“Even if the party is the same, you cannot attribute Mufti Sahab’s vision to theirs,” he said. “See one thing is the political dimension of it, the other thing is the understanding of the concept. See if he had a concept of building an institution, there has to be someone who can work on that but at present there seems to be no one. I do not know about his daughter’s vision, her concept, but I personally believe that no one can reach Mufti sahab’s understanding.”
He came across as a man who was fighting a lost cause and I told him his words sounded grim and didn’t hold any level of optimism. “Look I am sitting idle and I am not used to it. I am conscious of the government’s attitude, I am conscious of their difficulties as well but at the same time unless the government has a sense of purpose in a particular institution, one is bound to face either resistance or indifference or treating issues as a lost priority or coming with excuses.”

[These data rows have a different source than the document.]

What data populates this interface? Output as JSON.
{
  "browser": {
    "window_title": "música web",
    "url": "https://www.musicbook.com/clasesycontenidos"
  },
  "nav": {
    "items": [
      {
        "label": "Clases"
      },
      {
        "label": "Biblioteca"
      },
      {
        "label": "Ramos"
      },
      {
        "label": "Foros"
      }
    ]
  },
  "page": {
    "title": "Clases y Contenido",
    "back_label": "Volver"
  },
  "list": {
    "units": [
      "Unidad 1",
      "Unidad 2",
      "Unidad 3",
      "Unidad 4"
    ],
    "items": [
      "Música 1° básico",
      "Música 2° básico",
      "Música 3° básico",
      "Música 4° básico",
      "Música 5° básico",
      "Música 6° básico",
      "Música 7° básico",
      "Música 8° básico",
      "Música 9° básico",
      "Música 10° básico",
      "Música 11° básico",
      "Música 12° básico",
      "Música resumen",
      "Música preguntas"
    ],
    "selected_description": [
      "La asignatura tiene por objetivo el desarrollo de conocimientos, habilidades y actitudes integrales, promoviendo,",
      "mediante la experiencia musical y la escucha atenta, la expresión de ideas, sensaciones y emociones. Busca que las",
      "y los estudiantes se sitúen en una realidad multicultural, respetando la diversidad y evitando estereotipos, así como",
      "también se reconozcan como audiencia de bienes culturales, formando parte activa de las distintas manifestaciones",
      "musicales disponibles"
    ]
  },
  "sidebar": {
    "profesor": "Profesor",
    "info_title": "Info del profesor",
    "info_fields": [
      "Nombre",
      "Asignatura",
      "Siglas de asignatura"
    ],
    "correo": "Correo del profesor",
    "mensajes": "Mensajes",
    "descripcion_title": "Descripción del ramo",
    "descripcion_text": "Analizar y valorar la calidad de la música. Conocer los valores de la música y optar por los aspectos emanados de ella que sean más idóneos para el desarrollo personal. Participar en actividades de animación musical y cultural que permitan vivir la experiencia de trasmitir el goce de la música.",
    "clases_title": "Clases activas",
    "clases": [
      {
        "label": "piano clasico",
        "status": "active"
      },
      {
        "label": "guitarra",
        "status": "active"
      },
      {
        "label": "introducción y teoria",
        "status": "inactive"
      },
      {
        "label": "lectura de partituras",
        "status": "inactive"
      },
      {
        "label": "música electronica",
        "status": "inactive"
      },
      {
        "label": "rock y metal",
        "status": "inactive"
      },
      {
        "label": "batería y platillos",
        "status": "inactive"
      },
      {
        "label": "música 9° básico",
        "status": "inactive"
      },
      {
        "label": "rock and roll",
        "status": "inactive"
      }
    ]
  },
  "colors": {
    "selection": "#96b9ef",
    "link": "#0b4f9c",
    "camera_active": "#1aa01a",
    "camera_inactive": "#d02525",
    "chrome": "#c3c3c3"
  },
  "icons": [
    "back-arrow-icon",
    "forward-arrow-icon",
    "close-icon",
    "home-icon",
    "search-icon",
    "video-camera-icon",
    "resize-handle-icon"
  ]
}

I tried to be a little more specific in asking him if he had any hopes for the SAC. “Oh yes! I am an optimistic man. This place had nothing. I am building it up and twenty-five percent of it I have succeeded in by pursuing matters with the government and it did respond, that was Mufti sahab’s government by the way,” he said.
Khan was fast enough to add a few lines appreciating the governor of the state as well. “Most of the things were done during the governor’s rule because there were no political channels and likes and dislikes which otherwise come in the way,” he said.
When I persisted with the question that after all the efforts, the bottom-line remained that the Act was powerless and the Commission could not take a complaint and expect to fairly deal with it, Khan said: “Who am I? I am a politics chowkidar, a watchdog of the government which proclaims believing in good governance. This chowkidar has been imposed by the government on itself. It depends on the government’s purpose and sincerity to make this institution workable.”
Khan said that it was a misconception that the SAC was a resting place for retired judges. He also denied that the law needs to be repealed even though it has not yet fulfilled its basic aim.
“You cannot shut down an institution for government’s indifference. It is the law that has to be repealed. Tomorrow you will say the government is not working, close the secretariat, is that possible?” Khan opined.
He said that the government was “nice enough” to give the SAC ten member-staff which included head assistants, junior assistants, and stenographers.
“We call it the ministerial staff,” he said.
Before I left his office, I asked him if he were thinking of resigning from the job, he said: “I will only If I fail and feel I am being useless. That my effort is going nowhere.”